Minister, relationships and sexuality education is important in tackling domestic and sexual violence and violence against women and girls. It is quite timely, given, as you said, the recent reports on drinks being spiked. Does the Minister share my concern at the lack of progress being made by the Education Minister on relationships and sexuality education in schools?
I very much welcome the previous Education Minister's commitment to look at the minimum content order. That is the place to start. At the moment, the minimum content order is about as minimal as a content order can be and, therefore, leaves schools with a wide latitude to decide whether to give people full relationships and sexuality education or to take a very minimalist approach.

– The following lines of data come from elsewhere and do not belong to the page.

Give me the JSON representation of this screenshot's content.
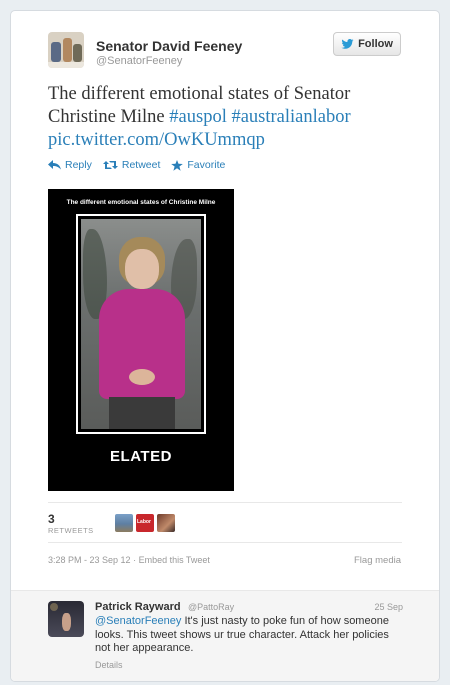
{
  "author": {
    "name": "Senator David Feeney",
    "handle": "@SenatorFeeney"
  },
  "follow_button": {
    "label": "Follow",
    "icon": "twitter-bird-icon"
  },
  "tweet": {
    "text": "The different emotional states of Senator Christine Milne",
    "hashtag1": "#auspol",
    "hashtag2": "#australianlabor",
    "link": "pic.twitter.com/OwKUmmqp"
  },
  "actions": {
    "reply": "Reply",
    "retweet": "Retweet",
    "favorite": "Favorite"
  },
  "media": {
    "caption": "The different emotional states of Christine Milne",
    "word": "ELATED"
  },
  "stats": {
    "retweet_count": "3",
    "retweet_label": "RETWEETS",
    "retweeter_avatar2_text": "Labor"
  },
  "meta": {
    "timestamp": "3:28 PM - 23 Sep 12",
    "separator": " · ",
    "embed": "Embed this Tweet",
    "flag": "Flag media"
  },
  "reply": {
    "name": "Patrick Rayward",
    "handle": "@PattoRay",
    "date": "25 Sep",
    "mention": "@SenatorFeeney",
    "text": " It's just nasty to poke fun of how someone looks. This tweet shows ur true character. Attack her policies not her appearance.",
    "details": "Details"
  },
  "colors": {
    "link": "#2a7fb8",
    "muted": "#999999",
    "background": "#e9eef2"
  }
}
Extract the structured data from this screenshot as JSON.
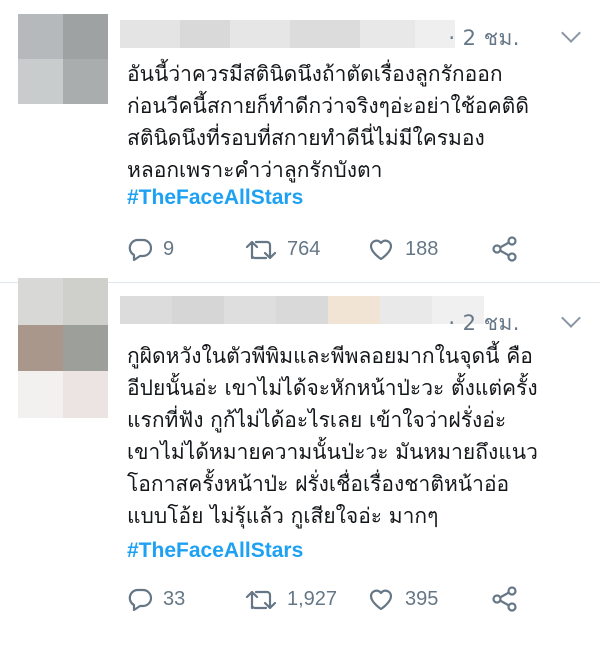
{
  "tweets": [
    {
      "meta": "· 2 ชม.",
      "text": "อันนี้ว่าควรมีสตินิดนึงถ้าตัดเรื่องลูกรักออก\nก่อนวีคนี้สกายก็ทำดีกว่าจริงๆอ่ะอย่าใช้อคติดิ\nสตินิดนึงที่รอบที่สกายทำดีนี่ไม่มีใครมอง\nหลอกเพราะคำว่าลูกรักบังตา",
      "hashtag": "#TheFaceAllStars",
      "replies": "9",
      "retweets": "764",
      "likes": "188"
    },
    {
      "meta": "· 2 ชม.",
      "text": "กูผิดหวังในตัวพีพิมและพีพลอยมากในจุดนี้ คือ\nอีปยนั้นอ่ะ เขาไม่ได้จะหักหน้าป่ะวะ ตั้งแต่ครั้ง\nแรกที่ฟัง กูก้ไม่ได้อะไรเลย เข้าใจว่าฝรั่งอ่ะ\nเขาไม่ได้หมายความนั้นป่ะวะ มันหมายถึงแนว\nโอกาสครั้งหน้าป่ะ ฝรั่งเชื่อเรื่องชาติหน้าอ่อ\nแบบโอ้ย ไม่รุ้แล้ว กูเสียใจอ่ะ มากๆ",
      "hashtag": "#TheFaceAllStars",
      "replies": "33",
      "retweets": "1,927",
      "likes": "395"
    }
  ],
  "colors": {
    "hashtag": "#1da1f2",
    "meta": "#657786",
    "icon": "#657786",
    "divider": "#e1e8ed"
  },
  "icons": [
    "reply-icon",
    "retweet-icon",
    "like-icon",
    "share-icon",
    "caret-down-icon"
  ]
}
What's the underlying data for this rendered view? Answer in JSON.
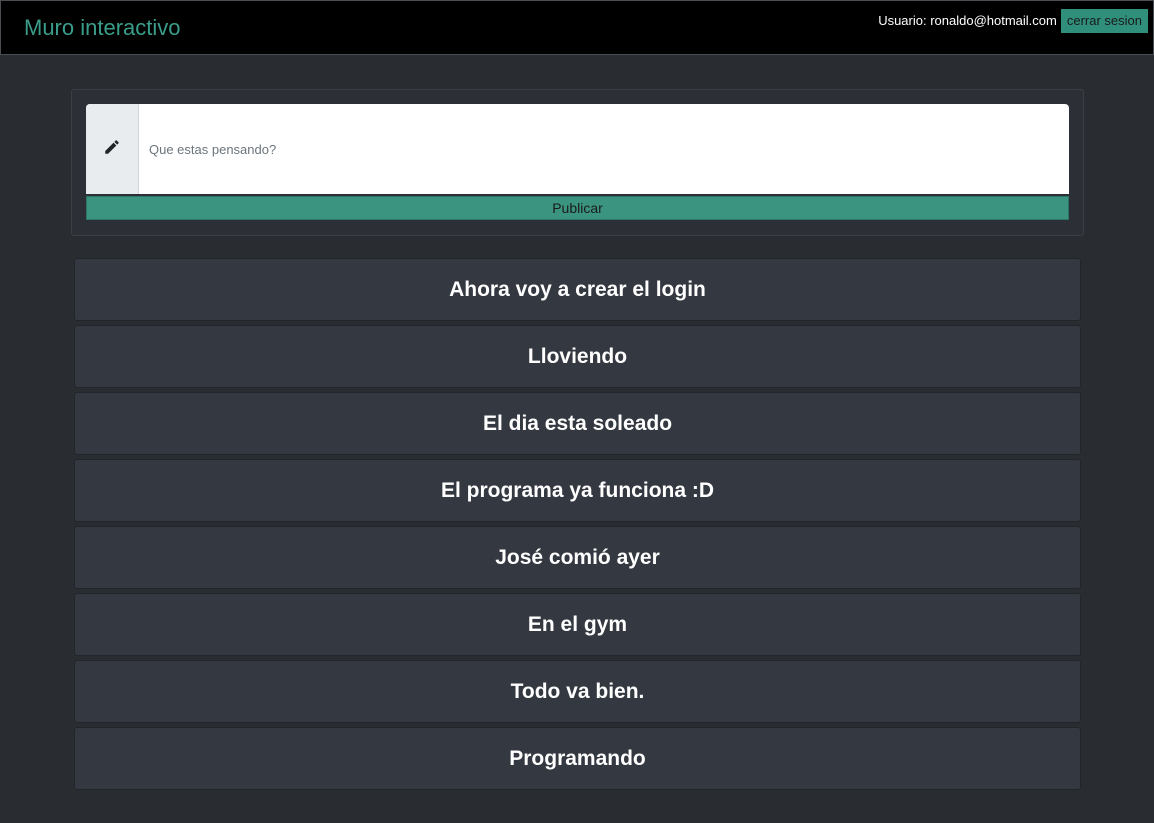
{
  "navbar": {
    "brand": "Muro interactivo",
    "user_text": "Usuario: ronaldo@hotmail.com",
    "logout_label": "cerrar sesion"
  },
  "composer": {
    "icon": "pencil-icon",
    "placeholder": "Que estas pensando?",
    "value": "",
    "publish_label": "Publicar"
  },
  "posts": [
    {
      "text": "Ahora voy a crear el login"
    },
    {
      "text": "Lloviendo"
    },
    {
      "text": "El dia esta soleado"
    },
    {
      "text": "El programa ya funciona :D"
    },
    {
      "text": "José comió ayer"
    },
    {
      "text": "En el gym"
    },
    {
      "text": "Todo va bien."
    },
    {
      "text": "Programando"
    }
  ],
  "colors": {
    "accent": "#3a9480",
    "brand": "#3a9d8a",
    "background": "#292c31",
    "card": "#343840",
    "navbar": "#000000"
  }
}
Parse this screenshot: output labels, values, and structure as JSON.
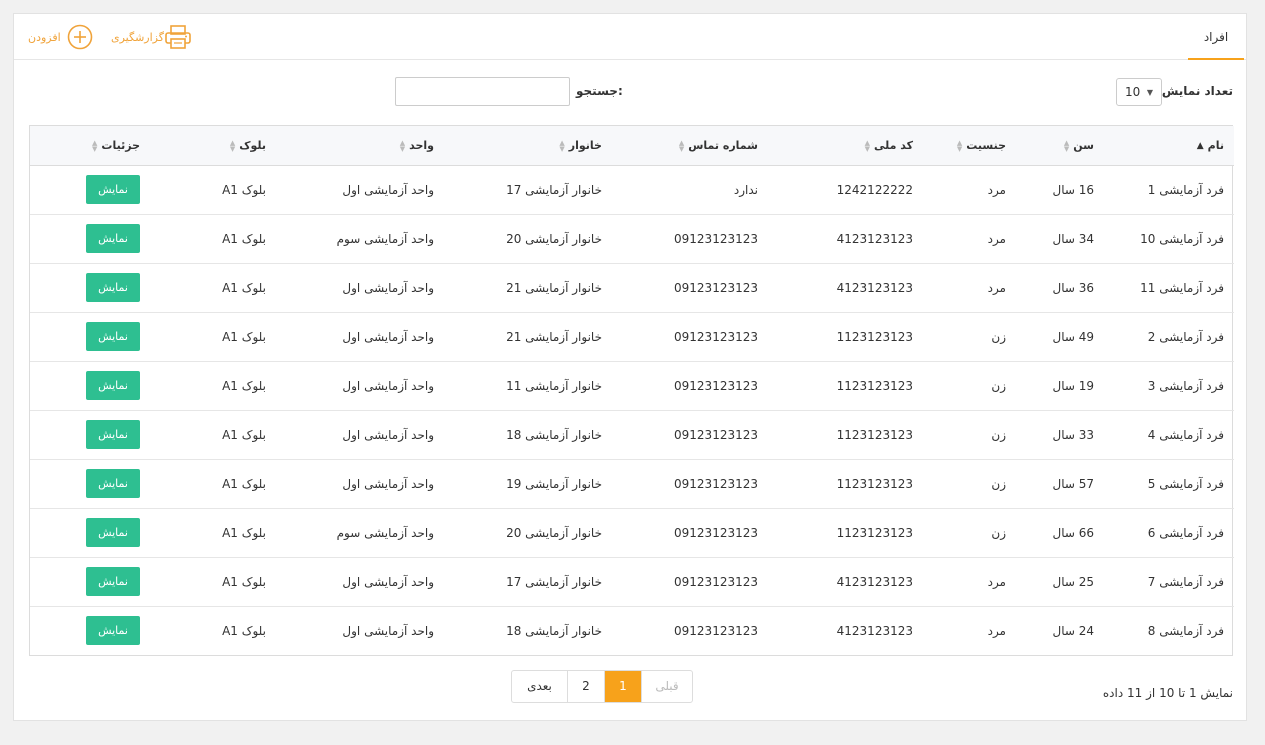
{
  "header": {
    "title": "افراد",
    "report_label": "گزارشگیری",
    "add_label": "افزودن"
  },
  "controls": {
    "length_label": "تعداد نمایش",
    "length_value": "10",
    "search_label": "جستجو:",
    "search_value": ""
  },
  "table": {
    "columns": [
      "نام",
      "سن",
      "جنسیت",
      "کد ملی",
      "شماره تماس",
      "خانوار",
      "واحد",
      "بلوک",
      "جزئیات"
    ],
    "rows": [
      [
        "فرد آزمایشی 1",
        "16 سال",
        "مرد",
        "1242122222",
        "ندارد",
        "خانوار آزمایشی 17",
        "واحد آزمایشی اول",
        "بلوک A1",
        "نمایش"
      ],
      [
        "فرد آزمایشی 10",
        "34 سال",
        "مرد",
        "4123123123",
        "09123123123",
        "خانوار آزمایشی 20",
        "واحد آزمایشی سوم",
        "بلوک A1",
        "نمایش"
      ],
      [
        "فرد آزمایشی 11",
        "36 سال",
        "مرد",
        "4123123123",
        "09123123123",
        "خانوار آزمایشی 21",
        "واحد آزمایشی اول",
        "بلوک A1",
        "نمایش"
      ],
      [
        "فرد آزمایشی 2",
        "49 سال",
        "زن",
        "1123123123",
        "09123123123",
        "خانوار آزمایشی 21",
        "واحد آزمایشی اول",
        "بلوک A1",
        "نمایش"
      ],
      [
        "فرد آزمایشی 3",
        "19 سال",
        "زن",
        "1123123123",
        "09123123123",
        "خانوار آزمایشی 11",
        "واحد آزمایشی اول",
        "بلوک A1",
        "نمایش"
      ],
      [
        "فرد آزمایشی 4",
        "33 سال",
        "زن",
        "1123123123",
        "09123123123",
        "خانوار آزمایشی 18",
        "واحد آزمایشی اول",
        "بلوک A1",
        "نمایش"
      ],
      [
        "فرد آزمایشی 5",
        "57 سال",
        "زن",
        "1123123123",
        "09123123123",
        "خانوار آزمایشی 19",
        "واحد آزمایشی اول",
        "بلوک A1",
        "نمایش"
      ],
      [
        "فرد آزمایشی 6",
        "66 سال",
        "زن",
        "1123123123",
        "09123123123",
        "خانوار آزمایشی 20",
        "واحد آزمایشی سوم",
        "بلوک A1",
        "نمایش"
      ],
      [
        "فرد آزمایشی 7",
        "25 سال",
        "مرد",
        "4123123123",
        "09123123123",
        "خانوار آزمایشی 17",
        "واحد آزمایشی اول",
        "بلوک A1",
        "نمایش"
      ],
      [
        "فرد آزمایشی 8",
        "24 سال",
        "مرد",
        "4123123123",
        "09123123123",
        "خانوار آزمایشی 18",
        "واحد آزمایشی اول",
        "بلوک A1",
        "نمایش"
      ]
    ]
  },
  "footer": {
    "info": "نمایش 1 تا 10 از 11 داده",
    "pagination": {
      "prev": "قبلی",
      "pages": [
        "1",
        "2"
      ],
      "next": "بعدی",
      "active": "1"
    }
  },
  "colors": {
    "accent": "#f7a21b",
    "action": "#f0a33a",
    "button": "#2ebf91"
  },
  "icons": [
    "printer-icon",
    "plus-circle-icon",
    "sort-icon",
    "sort-asc-icon",
    "caret-down-icon"
  ]
}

It is hugely important that all young people, in the same way that they are taught numeracy, literacy and all the other subjects that equip us for life, are taught the right skills when it comes to being able to enjoy relationships in a healthy way and in a way that is not subject to coercive control or abusive patterns. School is a good place to do that. It is also a safe place for young people to, in the course of that conversation, speak to their teachers and others in authority whom they trust about abuse that they may have witnessed or experienced, either in the home or in their peer group. They will be able to share that with people who may then be able to direct them to services. By providing the opportunity for people to speak, we give them that extra support.
It is, of course, disappointing that we have not made more progress than we have, but, in fairness, the Department's officials are working very closely with my officials to try to build up the evidence base. I hope that I will get the opportunity to sit down with the Education Minister in the future, because I have no doubt that she, like me, is concerned about this issue.
My Department chairs the Gillen education and awareness group, but it also includes members from a number of other organisations, including the Education Department. We have set up a group within that to look at RSE and particularly the minimum content order. Again, that group is cross-departmental and multi-agency. A number of organisations are helping to take forward the Gillen review recommendations. The group is chaired by my Department. Health, Communities and Education are all represented, along with 30 other organisations, including Nexus, Victim Support, the Rainbow Project, Cara-Friend, the PSNI, the NSPCC, the Education Authority, the Interfaith Forum, Raise Your Voice and the Council for the Curriculum, Examinations and Assessment.
As well as doing work on RSE, the group is conducting scoping work to inform the development of strategic communications to challenge the myths around serious sexual offences, and I hope that that will be able to launch next year. A huge amount of work is ongoing. I ask Members, when they are on Twitter, to take the opportunity to share the pinned tweet on my Department's Twitter page at the moment. We are doing some work on rape myths and how we bust those myths in wider society so that, when people go to court, we have a well-informed cohort in the jury.